The hatchback's wheelbase has been extended by 55mm and its overall length by 110mm to offer more space in the back seats. It also sits 20mm lower, in line with a heightened focus on aerodynamic efficiency, as also indicated by its lengthy curved bonnet and more heavily raked windscreen.
This focus is particularly evident in the design of the rear end, which features a much more prominent spoiler than that of the outgoing car and a sharp air-channelling crease, continued from the sides and integrated into the wraparound light bar. The 308 has a slightly improved drag coefficient as a result of its new proportions, of 0.28Cd.
The 308's EMP2 platform (shared with the Citroën C5 Aircross, DS 7 Crossback and Vauxhall Grandland) is compatible with a range of petrol, diesel and electrified powertrains.
Two plug-in hybrid options will be available from launch, pairing a turbocharged petrol four-cylinder engine (tuned to 148bhp or 178bhp) with a 109bhp electric motor attached to the eight-speed automatic gearbox. They both use a 12.4kWh lithium ion battery pack offering an electric-only range of up to 37 miles and capable of charging in just under two hours from a 7.4kW charger.
Both PHEV options are front-wheel-drive, but a top-rung PSE-badged four-wheel-drive hybrid hot hatch is expected to follow with around 300bhp and substantially improved performance.
The ICE-only offering comprises a 1.2-litre three-cylinder petrol with 108bhp or 128bhp and a 1.5-litre four-cylinder diesel with 128bhp.
While the top-rung petrol is available with the eight-speed automatic gearbox, the other combustion engines are paired exclusively with a six-speed manual. Full performance and economy data for all powertrains will be revealed closer to the 308's launch in the second half of 2021.
A late-life update for the previous 308 introduced elements of Peugeot's current i-Cockpit interior layout, but the latest generation gains an updated set-up that mirrors the predominantly digital and angular design of other Peugeot interiors.
A downsized, performance-inspired steering wheel houses certain controls for the infotainment system and driver aids, but the centrally mounted 10.0in touchscreen - angled slightly towards the driver - replaces the majority of physical buttons and switches.
However, a row of so-called 'i-toggle' switches below this screen can be individually configured to control separate functions, according to the driver's preference.
The infotainment itself aims to provide the same level of functionality as a modern smartphone and places greater emphasis on personalisation.

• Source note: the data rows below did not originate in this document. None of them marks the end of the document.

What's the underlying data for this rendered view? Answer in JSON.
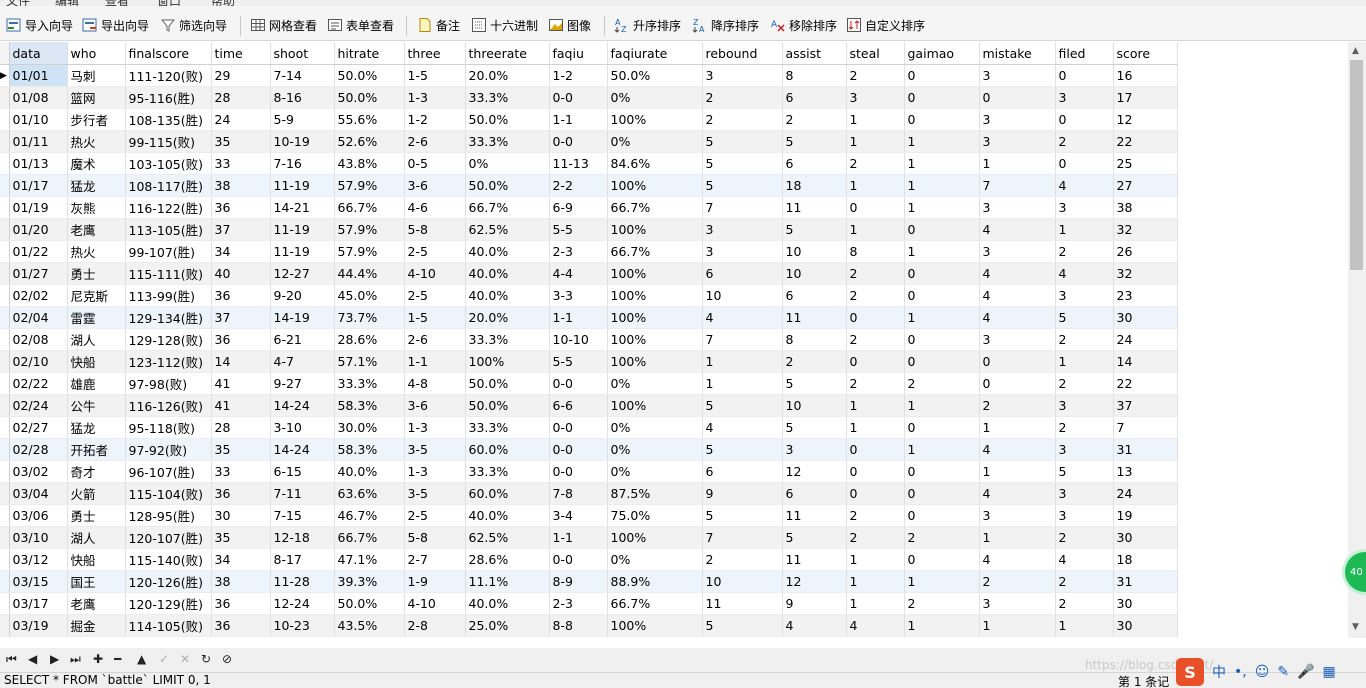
{
  "menu": [
    "文件",
    "编辑",
    "查看",
    "窗口",
    "帮助"
  ],
  "toolbar": {
    "import_wizard": "导入向导",
    "export_wizard": "导出向导",
    "filter_wizard": "筛选向导",
    "grid_view": "网格查看",
    "form_view": "表单查看",
    "memo": "备注",
    "hex": "十六进制",
    "image": "图像",
    "sort_asc": "升序排序",
    "sort_desc": "降序排序",
    "remove_sort": "移除排序",
    "custom_sort": "自定义排序"
  },
  "table": {
    "columns": [
      "data",
      "who",
      "finalscore",
      "time",
      "shoot",
      "hitrate",
      "three",
      "threerate",
      "faqiu",
      "faqiurate",
      "rebound",
      "assist",
      "steal",
      "gaimao",
      "mistake",
      "filed",
      "score"
    ],
    "rows": [
      [
        "01/01",
        "马刺",
        "111-120(败)",
        "29",
        "7-14",
        "50.0%",
        "1-5",
        "20.0%",
        "1-2",
        "50.0%",
        "3",
        "8",
        "2",
        "0",
        "3",
        "0",
        "16"
      ],
      [
        "01/08",
        "篮网",
        "95-116(胜)",
        "28",
        "8-16",
        "50.0%",
        "1-3",
        "33.3%",
        "0-0",
        "0%",
        "2",
        "6",
        "3",
        "0",
        "0",
        "3",
        "17"
      ],
      [
        "01/10",
        "步行者",
        "108-135(胜)",
        "24",
        "5-9",
        "55.6%",
        "1-2",
        "50.0%",
        "1-1",
        "100%",
        "2",
        "2",
        "1",
        "0",
        "3",
        "0",
        "12"
      ],
      [
        "01/11",
        "热火",
        "99-115(败)",
        "35",
        "10-19",
        "52.6%",
        "2-6",
        "33.3%",
        "0-0",
        "0%",
        "5",
        "5",
        "1",
        "1",
        "3",
        "2",
        "22"
      ],
      [
        "01/13",
        "魔术",
        "103-105(败)",
        "33",
        "7-16",
        "43.8%",
        "0-5",
        "0%",
        "11-13",
        "84.6%",
        "5",
        "6",
        "2",
        "1",
        "1",
        "0",
        "25"
      ],
      [
        "01/17",
        "猛龙",
        "108-117(胜)",
        "38",
        "11-19",
        "57.9%",
        "3-6",
        "50.0%",
        "2-2",
        "100%",
        "5",
        "18",
        "1",
        "1",
        "7",
        "4",
        "27"
      ],
      [
        "01/19",
        "灰熊",
        "116-122(胜)",
        "36",
        "14-21",
        "66.7%",
        "4-6",
        "66.7%",
        "6-9",
        "66.7%",
        "7",
        "11",
        "0",
        "1",
        "3",
        "3",
        "38"
      ],
      [
        "01/20",
        "老鹰",
        "113-105(胜)",
        "37",
        "11-19",
        "57.9%",
        "5-8",
        "62.5%",
        "5-5",
        "100%",
        "3",
        "5",
        "1",
        "0",
        "4",
        "1",
        "32"
      ],
      [
        "01/22",
        "热火",
        "99-107(胜)",
        "34",
        "11-19",
        "57.9%",
        "2-5",
        "40.0%",
        "2-3",
        "66.7%",
        "3",
        "10",
        "8",
        "1",
        "3",
        "2",
        "26"
      ],
      [
        "01/27",
        "勇士",
        "115-111(败)",
        "40",
        "12-27",
        "44.4%",
        "4-10",
        "40.0%",
        "4-4",
        "100%",
        "6",
        "10",
        "2",
        "0",
        "4",
        "4",
        "32"
      ],
      [
        "02/02",
        "尼克斯",
        "113-99(胜)",
        "36",
        "9-20",
        "45.0%",
        "2-5",
        "40.0%",
        "3-3",
        "100%",
        "10",
        "6",
        "2",
        "0",
        "4",
        "3",
        "23"
      ],
      [
        "02/04",
        "雷霆",
        "129-134(胜)",
        "37",
        "14-19",
        "73.7%",
        "1-5",
        "20.0%",
        "1-1",
        "100%",
        "4",
        "11",
        "0",
        "1",
        "4",
        "5",
        "30"
      ],
      [
        "02/08",
        "湖人",
        "129-128(败)",
        "36",
        "6-21",
        "28.6%",
        "2-6",
        "33.3%",
        "10-10",
        "100%",
        "7",
        "8",
        "2",
        "0",
        "3",
        "2",
        "24"
      ],
      [
        "02/10",
        "快船",
        "123-112(败)",
        "14",
        "4-7",
        "57.1%",
        "1-1",
        "100%",
        "5-5",
        "100%",
        "1",
        "2",
        "0",
        "0",
        "0",
        "1",
        "14"
      ],
      [
        "02/22",
        "雄鹿",
        "97-98(败)",
        "41",
        "9-27",
        "33.3%",
        "4-8",
        "50.0%",
        "0-0",
        "0%",
        "1",
        "5",
        "2",
        "2",
        "0",
        "2",
        "22"
      ],
      [
        "02/24",
        "公牛",
        "116-126(败)",
        "41",
        "14-24",
        "58.3%",
        "3-6",
        "50.0%",
        "6-6",
        "100%",
        "5",
        "10",
        "1",
        "1",
        "2",
        "3",
        "37"
      ],
      [
        "02/27",
        "猛龙",
        "95-118(败)",
        "28",
        "3-10",
        "30.0%",
        "1-3",
        "33.3%",
        "0-0",
        "0%",
        "4",
        "5",
        "1",
        "0",
        "1",
        "2",
        "7"
      ],
      [
        "02/28",
        "开拓者",
        "97-92(败)",
        "35",
        "14-24",
        "58.3%",
        "3-5",
        "60.0%",
        "0-0",
        "0%",
        "5",
        "3",
        "0",
        "1",
        "4",
        "3",
        "31"
      ],
      [
        "03/02",
        "奇才",
        "96-107(胜)",
        "33",
        "6-15",
        "40.0%",
        "1-3",
        "33.3%",
        "0-0",
        "0%",
        "6",
        "12",
        "0",
        "0",
        "1",
        "5",
        "13"
      ],
      [
        "03/04",
        "火箭",
        "115-104(败)",
        "36",
        "7-11",
        "63.6%",
        "3-5",
        "60.0%",
        "7-8",
        "87.5%",
        "9",
        "6",
        "0",
        "0",
        "4",
        "3",
        "24"
      ],
      [
        "03/06",
        "勇士",
        "128-95(胜)",
        "30",
        "7-15",
        "46.7%",
        "2-5",
        "40.0%",
        "3-4",
        "75.0%",
        "5",
        "11",
        "2",
        "0",
        "3",
        "3",
        "19"
      ],
      [
        "03/10",
        "湖人",
        "120-107(胜)",
        "35",
        "12-18",
        "66.7%",
        "5-8",
        "62.5%",
        "1-1",
        "100%",
        "7",
        "5",
        "2",
        "2",
        "1",
        "2",
        "30"
      ],
      [
        "03/12",
        "快船",
        "115-140(败)",
        "34",
        "8-17",
        "47.1%",
        "2-7",
        "28.6%",
        "0-0",
        "0%",
        "2",
        "11",
        "1",
        "0",
        "4",
        "4",
        "18"
      ],
      [
        "03/15",
        "国王",
        "120-126(胜)",
        "38",
        "11-28",
        "39.3%",
        "1-9",
        "11.1%",
        "8-9",
        "88.9%",
        "10",
        "12",
        "1",
        "1",
        "2",
        "2",
        "31"
      ],
      [
        "03/17",
        "老鹰",
        "120-129(胜)",
        "36",
        "12-24",
        "50.0%",
        "4-10",
        "40.0%",
        "2-3",
        "66.7%",
        "11",
        "9",
        "1",
        "2",
        "3",
        "2",
        "30"
      ],
      [
        "03/19",
        "掘金",
        "114-105(败)",
        "36",
        "10-23",
        "43.5%",
        "2-8",
        "25.0%",
        "8-8",
        "100%",
        "5",
        "4",
        "4",
        "1",
        "1",
        "1",
        "30"
      ]
    ]
  },
  "status": {
    "sql": "SELECT * FROM `battle` LIMIT 0, 1",
    "records": "第 1 条记",
    "watermark": "https://blog.csdn.net/",
    "float_ball": "40"
  },
  "ime": {
    "logo": "S",
    "mode": "中"
  }
}
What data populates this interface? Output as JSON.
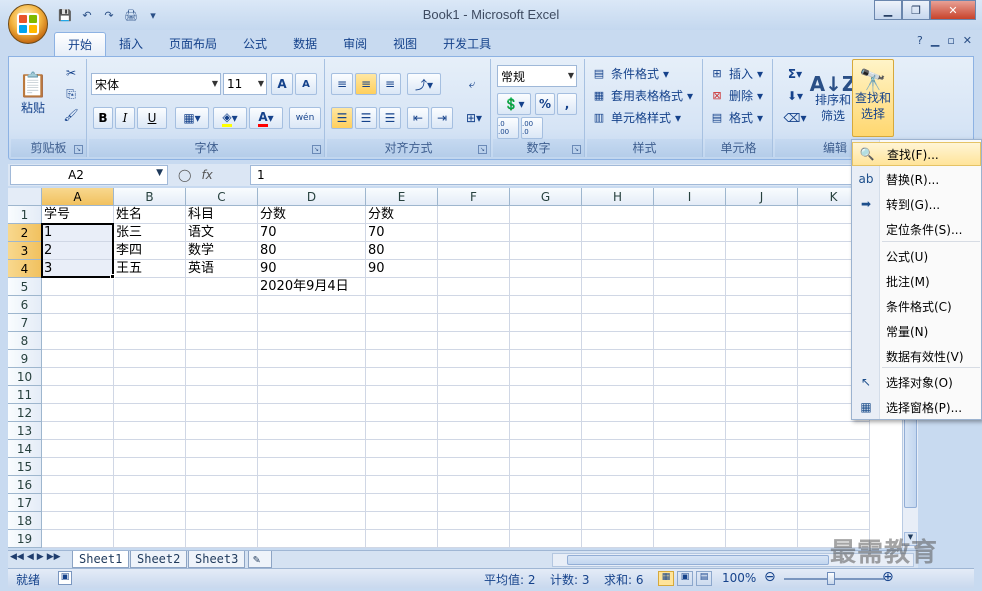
{
  "window": {
    "title": "Book1 - Microsoft Excel",
    "minimize": "▁",
    "restore": "❐",
    "close": "✕"
  },
  "qat": {
    "save": "💾",
    "undo": "↶",
    "redo": "↷",
    "print_preview": "🖨",
    "customize": "▾"
  },
  "tabs": [
    "开始",
    "插入",
    "页面布局",
    "公式",
    "数据",
    "审阅",
    "视图",
    "开发工具"
  ],
  "active_tab": "开始",
  "right_ctrls": {
    "help": "?",
    "min": "▁",
    "restore": "▫",
    "close": "✕"
  },
  "ribbon": {
    "clipboard": {
      "label": "剪贴板",
      "paste": "粘贴"
    },
    "font": {
      "label": "字体",
      "font_name": "宋体",
      "font_size": "11",
      "bold": "B",
      "italic": "I",
      "underline": "U",
      "grow": "A",
      "shrink": "A",
      "wen": "wén",
      "font_color_letter": "A"
    },
    "alignment": {
      "label": "对齐方式"
    },
    "number": {
      "label": "数字",
      "format": "常规",
      "percent": "%",
      "comma": ",",
      "inc_dec": ".0 .00",
      "dec_dec": ".00 .0"
    },
    "styles": {
      "label": "样式",
      "conditional": "条件格式",
      "table": "套用表格格式",
      "cell_styles": "单元格样式"
    },
    "cells": {
      "label": "单元格",
      "insert": "插入",
      "delete": "删除",
      "format": "格式"
    },
    "editing": {
      "label": "编辑",
      "sum": "Σ",
      "sort_filter_1": "排序和",
      "sort_filter_2": "筛选",
      "find_select_1": "查找和",
      "find_select_2": "选择"
    }
  },
  "formula_bar": {
    "name_box": "A2",
    "fx": "fx",
    "formula": "1"
  },
  "columns": [
    "A",
    "B",
    "C",
    "D",
    "E",
    "F",
    "G",
    "H",
    "I",
    "J",
    "K"
  ],
  "rows": [
    "1",
    "2",
    "3",
    "4",
    "5",
    "6",
    "7",
    "8",
    "9",
    "10",
    "11",
    "12",
    "13",
    "14",
    "15",
    "16",
    "17",
    "18",
    "19"
  ],
  "cells": {
    "A1": "学号",
    "B1": "姓名",
    "C1": "科目",
    "D1": "分数",
    "E1": "分数",
    "A2": "1",
    "B2": "张三",
    "C2": "语文",
    "D2": "70",
    "E2": "70",
    "A3": "2",
    "B3": "李四",
    "C3": "数学",
    "D3": "80",
    "E3": "80",
    "A4": "3",
    "B4": "王五",
    "C4": "英语",
    "D4": "90",
    "E4": "90",
    "D5": "2020年9月4日"
  },
  "sheets": [
    "Sheet1",
    "Sheet2",
    "Sheet3"
  ],
  "active_sheet": "Sheet1",
  "sheet_nav": [
    "◀◀",
    "◀",
    "▶",
    "▶▶"
  ],
  "status": {
    "ready": "就绪",
    "average": "平均值: 2",
    "count": "计数: 3",
    "sum": "求和: 6",
    "zoom": "100%",
    "zoom_out": "⊖",
    "zoom_in": "⊕"
  },
  "find_menu": [
    {
      "label": "查找(F)...",
      "icon": "binoculars-icon",
      "glyph": "🔍"
    },
    {
      "label": "替换(R)...",
      "icon": "replace-icon",
      "glyph": "ab"
    },
    {
      "label": "转到(G)...",
      "icon": "arrow-right-icon",
      "glyph": "➡"
    },
    {
      "label": "定位条件(S)...",
      "icon": "",
      "glyph": ""
    },
    {
      "label": "公式(U)",
      "icon": "",
      "glyph": ""
    },
    {
      "label": "批注(M)",
      "icon": "",
      "glyph": ""
    },
    {
      "label": "条件格式(C)",
      "icon": "",
      "glyph": ""
    },
    {
      "label": "常量(N)",
      "icon": "",
      "glyph": ""
    },
    {
      "label": "数据有效性(V)",
      "icon": "",
      "glyph": ""
    },
    {
      "label": "选择对象(O)",
      "icon": "pointer-icon",
      "glyph": "↖"
    },
    {
      "label": "选择窗格(P)...",
      "icon": "selection-pane-icon",
      "glyph": "▦"
    }
  ],
  "watermark": "最需教育",
  "colors": {
    "ribbon_bg": "#d6e4f5",
    "accent": "#15428b",
    "highlight": "#ffe49a"
  }
}
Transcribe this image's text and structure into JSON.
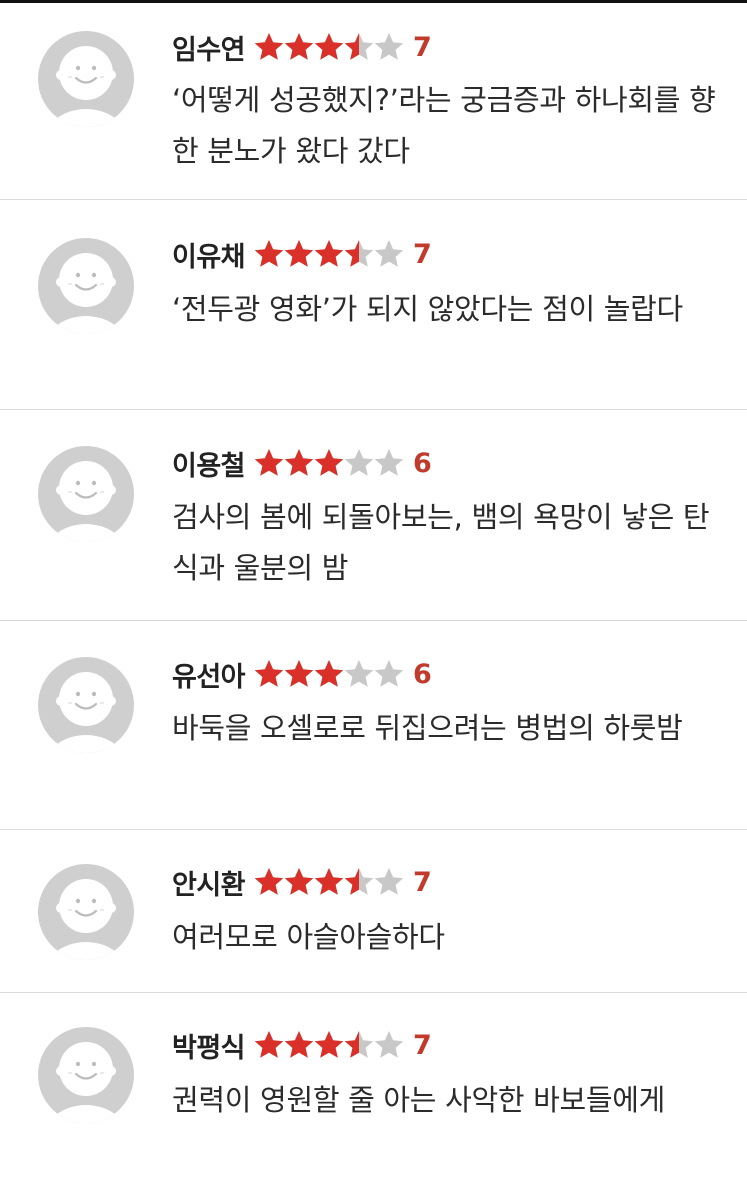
{
  "colors": {
    "star_filled": "#d9302a",
    "star_empty": "#c8c8c8",
    "score_text": "#c23a2c",
    "avatar_bg": "#cfcfcf",
    "avatar_face": "#ffffff"
  },
  "reviews": [
    {
      "name": "임수연",
      "rating_stars": 3.5,
      "score": "7",
      "text": "‘어떻게 성공했지?’라는 궁금증과 하나회를 향한 분노가 왔다 갔다"
    },
    {
      "name": "이유채",
      "rating_stars": 3.5,
      "score": "7",
      "text": "‘전두광 영화’가 되지 않았다는 점이 놀랍다"
    },
    {
      "name": "이용철",
      "rating_stars": 3,
      "score": "6",
      "text": "검사의 봄에 되돌아보는, 뱀의 욕망이 낳은 탄식과 울분의 밤"
    },
    {
      "name": "유선아",
      "rating_stars": 3,
      "score": "6",
      "text": "바둑을 오셀로로 뒤집으려는 병법의 하룻밤"
    },
    {
      "name": "안시환",
      "rating_stars": 3.5,
      "score": "7",
      "text": "여러모로 아슬아슬하다"
    },
    {
      "name": "박평식",
      "rating_stars": 3.5,
      "score": "7",
      "text": "권력이 영원할 줄 아는 사악한 바보들에게"
    }
  ]
}
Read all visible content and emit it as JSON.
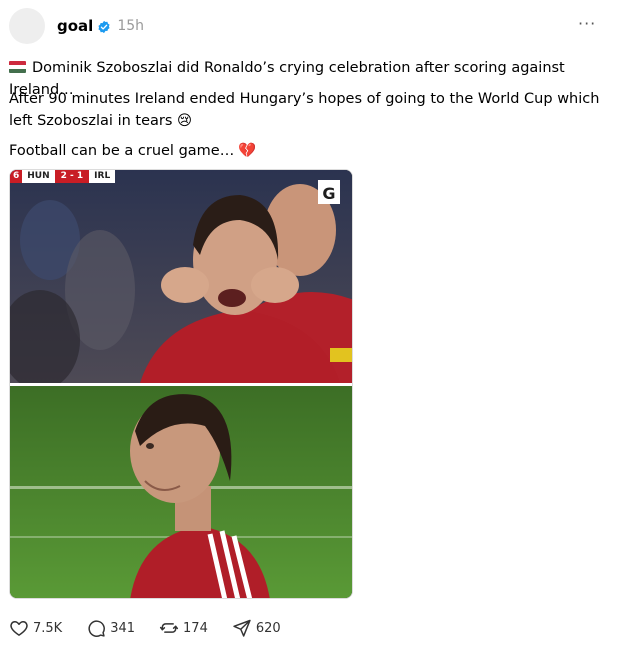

Up to eight individual profiles can be stored, two phones can be connected at once via Bluetooth and smartphone-mirroring functionality is now wireless as standard. Drivers can also use the new 'Okay, Peugeot' voice control function to change infotainment settings without taking their eyes off the road.
Ergonomically, a new, smaller air-conditioning unit has allowed for a redesigned centre console housing a button-style drive direction selector (there's no gearstick on automatic cars), a new driving-mode switch, a wireless phone charging pad, a 34-litre storage cubby and a pair of USB ports.
Various flourishes throughout the interior hint at Peugeot's renewed upmarket push. Alcantara and embossed leather feature, depending on trim specified, and the front seats can be equipped with 10-way electric adjustability and a multi-programme pneumatic massage system.
The 308's Drive Assist 2.0 package represents "a further step towards autonomous driving", according to Peugeot. New features included as part of the upgrade - either optionally or as standard - include long-range blindspot monitoring, rear cross-traffic alert, a cleaning nozzle for the reversing camera, 360deg parking assistance and wing mirrors that automatically lower when the car is reversing.